#### THE TASK:
All lines with the word "登録されている" in the material below are required.

==== MATERIAL SUPPLIED ====

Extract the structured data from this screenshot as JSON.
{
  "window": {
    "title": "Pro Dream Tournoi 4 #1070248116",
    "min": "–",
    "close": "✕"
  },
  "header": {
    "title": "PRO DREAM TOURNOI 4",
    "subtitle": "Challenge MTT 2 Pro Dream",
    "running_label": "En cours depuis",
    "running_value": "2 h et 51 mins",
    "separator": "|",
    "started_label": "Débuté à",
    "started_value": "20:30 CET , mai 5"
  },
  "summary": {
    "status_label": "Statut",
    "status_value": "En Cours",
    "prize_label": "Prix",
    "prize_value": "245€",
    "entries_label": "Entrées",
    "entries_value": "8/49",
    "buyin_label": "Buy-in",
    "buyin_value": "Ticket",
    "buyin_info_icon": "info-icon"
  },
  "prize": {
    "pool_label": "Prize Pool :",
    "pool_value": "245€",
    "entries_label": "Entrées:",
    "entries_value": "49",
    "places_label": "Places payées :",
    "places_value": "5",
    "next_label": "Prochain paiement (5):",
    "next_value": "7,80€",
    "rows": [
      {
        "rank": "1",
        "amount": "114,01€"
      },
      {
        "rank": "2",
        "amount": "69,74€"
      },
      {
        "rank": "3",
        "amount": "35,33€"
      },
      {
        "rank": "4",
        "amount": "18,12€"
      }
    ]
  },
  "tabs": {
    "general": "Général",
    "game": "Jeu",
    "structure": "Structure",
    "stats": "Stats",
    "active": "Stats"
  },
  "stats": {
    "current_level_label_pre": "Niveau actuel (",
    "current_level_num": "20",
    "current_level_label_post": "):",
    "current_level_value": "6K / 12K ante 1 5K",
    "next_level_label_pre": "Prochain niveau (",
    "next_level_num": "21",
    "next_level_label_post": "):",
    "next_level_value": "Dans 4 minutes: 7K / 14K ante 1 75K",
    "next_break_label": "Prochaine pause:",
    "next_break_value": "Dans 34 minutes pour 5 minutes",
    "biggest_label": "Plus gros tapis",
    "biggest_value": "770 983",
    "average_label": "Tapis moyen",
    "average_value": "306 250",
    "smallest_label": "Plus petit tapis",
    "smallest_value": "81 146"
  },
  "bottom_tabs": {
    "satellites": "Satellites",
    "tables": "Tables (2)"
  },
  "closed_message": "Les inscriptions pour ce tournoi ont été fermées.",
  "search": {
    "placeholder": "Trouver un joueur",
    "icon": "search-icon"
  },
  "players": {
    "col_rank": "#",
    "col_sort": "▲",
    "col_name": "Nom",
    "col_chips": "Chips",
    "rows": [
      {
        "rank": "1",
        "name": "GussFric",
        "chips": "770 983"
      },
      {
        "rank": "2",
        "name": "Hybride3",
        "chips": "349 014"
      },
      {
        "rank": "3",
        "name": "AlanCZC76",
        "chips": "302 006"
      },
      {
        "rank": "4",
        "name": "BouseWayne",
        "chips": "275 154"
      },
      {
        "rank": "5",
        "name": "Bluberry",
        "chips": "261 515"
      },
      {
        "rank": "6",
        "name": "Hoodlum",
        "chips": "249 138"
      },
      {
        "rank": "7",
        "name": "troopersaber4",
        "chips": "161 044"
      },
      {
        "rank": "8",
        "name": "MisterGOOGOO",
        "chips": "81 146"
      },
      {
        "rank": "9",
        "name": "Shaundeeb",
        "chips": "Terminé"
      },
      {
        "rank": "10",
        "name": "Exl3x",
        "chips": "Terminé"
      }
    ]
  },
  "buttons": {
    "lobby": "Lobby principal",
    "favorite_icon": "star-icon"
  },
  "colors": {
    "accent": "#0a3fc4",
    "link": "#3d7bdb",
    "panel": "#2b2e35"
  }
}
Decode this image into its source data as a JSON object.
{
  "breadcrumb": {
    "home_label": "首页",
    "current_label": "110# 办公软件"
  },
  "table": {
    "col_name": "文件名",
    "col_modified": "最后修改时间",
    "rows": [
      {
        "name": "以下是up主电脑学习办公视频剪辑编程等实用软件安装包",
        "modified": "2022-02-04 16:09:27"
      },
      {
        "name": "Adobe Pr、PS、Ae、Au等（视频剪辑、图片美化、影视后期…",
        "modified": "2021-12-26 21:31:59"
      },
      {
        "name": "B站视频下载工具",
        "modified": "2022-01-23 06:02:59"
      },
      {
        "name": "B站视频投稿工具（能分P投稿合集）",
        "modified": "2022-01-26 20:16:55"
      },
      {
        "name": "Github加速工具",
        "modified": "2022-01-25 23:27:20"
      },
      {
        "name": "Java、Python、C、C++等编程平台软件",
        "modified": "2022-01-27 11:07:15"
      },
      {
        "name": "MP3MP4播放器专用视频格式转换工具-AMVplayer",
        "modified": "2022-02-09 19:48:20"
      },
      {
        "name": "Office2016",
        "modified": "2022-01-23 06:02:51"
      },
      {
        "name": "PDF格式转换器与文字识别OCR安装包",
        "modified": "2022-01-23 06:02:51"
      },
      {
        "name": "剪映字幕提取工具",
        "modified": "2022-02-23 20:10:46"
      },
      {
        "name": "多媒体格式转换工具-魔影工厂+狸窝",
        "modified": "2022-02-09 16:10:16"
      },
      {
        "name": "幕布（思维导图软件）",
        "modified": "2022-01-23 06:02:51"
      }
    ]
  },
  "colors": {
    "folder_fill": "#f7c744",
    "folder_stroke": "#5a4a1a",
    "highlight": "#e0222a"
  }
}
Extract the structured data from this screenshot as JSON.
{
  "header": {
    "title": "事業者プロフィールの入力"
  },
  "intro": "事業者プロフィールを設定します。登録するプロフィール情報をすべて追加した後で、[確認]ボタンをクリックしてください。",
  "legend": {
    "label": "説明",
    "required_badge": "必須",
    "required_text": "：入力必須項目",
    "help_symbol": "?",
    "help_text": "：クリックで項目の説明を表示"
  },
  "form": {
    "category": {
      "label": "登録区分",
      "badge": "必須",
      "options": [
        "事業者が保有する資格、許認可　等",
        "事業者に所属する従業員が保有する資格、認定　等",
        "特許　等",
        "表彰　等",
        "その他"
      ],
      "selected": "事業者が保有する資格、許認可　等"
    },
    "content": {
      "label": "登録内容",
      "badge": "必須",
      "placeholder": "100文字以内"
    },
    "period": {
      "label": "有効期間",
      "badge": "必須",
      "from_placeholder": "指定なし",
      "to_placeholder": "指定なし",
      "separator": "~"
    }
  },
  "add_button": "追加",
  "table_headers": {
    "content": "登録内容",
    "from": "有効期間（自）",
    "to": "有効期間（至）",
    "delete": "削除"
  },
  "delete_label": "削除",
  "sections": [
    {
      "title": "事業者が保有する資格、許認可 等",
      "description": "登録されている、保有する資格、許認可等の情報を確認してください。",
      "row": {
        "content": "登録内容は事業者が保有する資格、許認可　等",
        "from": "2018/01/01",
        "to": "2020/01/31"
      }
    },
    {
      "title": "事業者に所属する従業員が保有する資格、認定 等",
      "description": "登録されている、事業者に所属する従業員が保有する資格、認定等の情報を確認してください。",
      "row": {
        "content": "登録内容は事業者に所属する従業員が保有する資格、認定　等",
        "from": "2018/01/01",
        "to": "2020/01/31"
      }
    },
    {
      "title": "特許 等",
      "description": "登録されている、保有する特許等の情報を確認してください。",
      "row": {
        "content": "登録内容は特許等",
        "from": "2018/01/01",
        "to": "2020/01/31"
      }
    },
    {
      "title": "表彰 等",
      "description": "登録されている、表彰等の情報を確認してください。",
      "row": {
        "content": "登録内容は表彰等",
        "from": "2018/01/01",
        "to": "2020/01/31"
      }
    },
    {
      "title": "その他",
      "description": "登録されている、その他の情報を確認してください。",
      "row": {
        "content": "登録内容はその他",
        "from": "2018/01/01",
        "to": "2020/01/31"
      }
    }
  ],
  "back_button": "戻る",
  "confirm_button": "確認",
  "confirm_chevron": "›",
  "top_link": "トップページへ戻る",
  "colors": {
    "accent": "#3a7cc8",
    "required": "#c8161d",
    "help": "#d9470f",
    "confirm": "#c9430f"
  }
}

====

#### EXERCISE SOLUTION:
      "description": "登録されている、保有する資格、許認可等の情報を確認してください。",
      "description": "登録されている、事業者に所属する従業員が保有する資格、認定等の情報を確認してください。",
      "description": "登録されている、保有する特許等の情報を確認してください。",
      "description": "登録されている、表彰等の情報を確認してください。",
      "description": "登録されている、その他の情報を確認してください。",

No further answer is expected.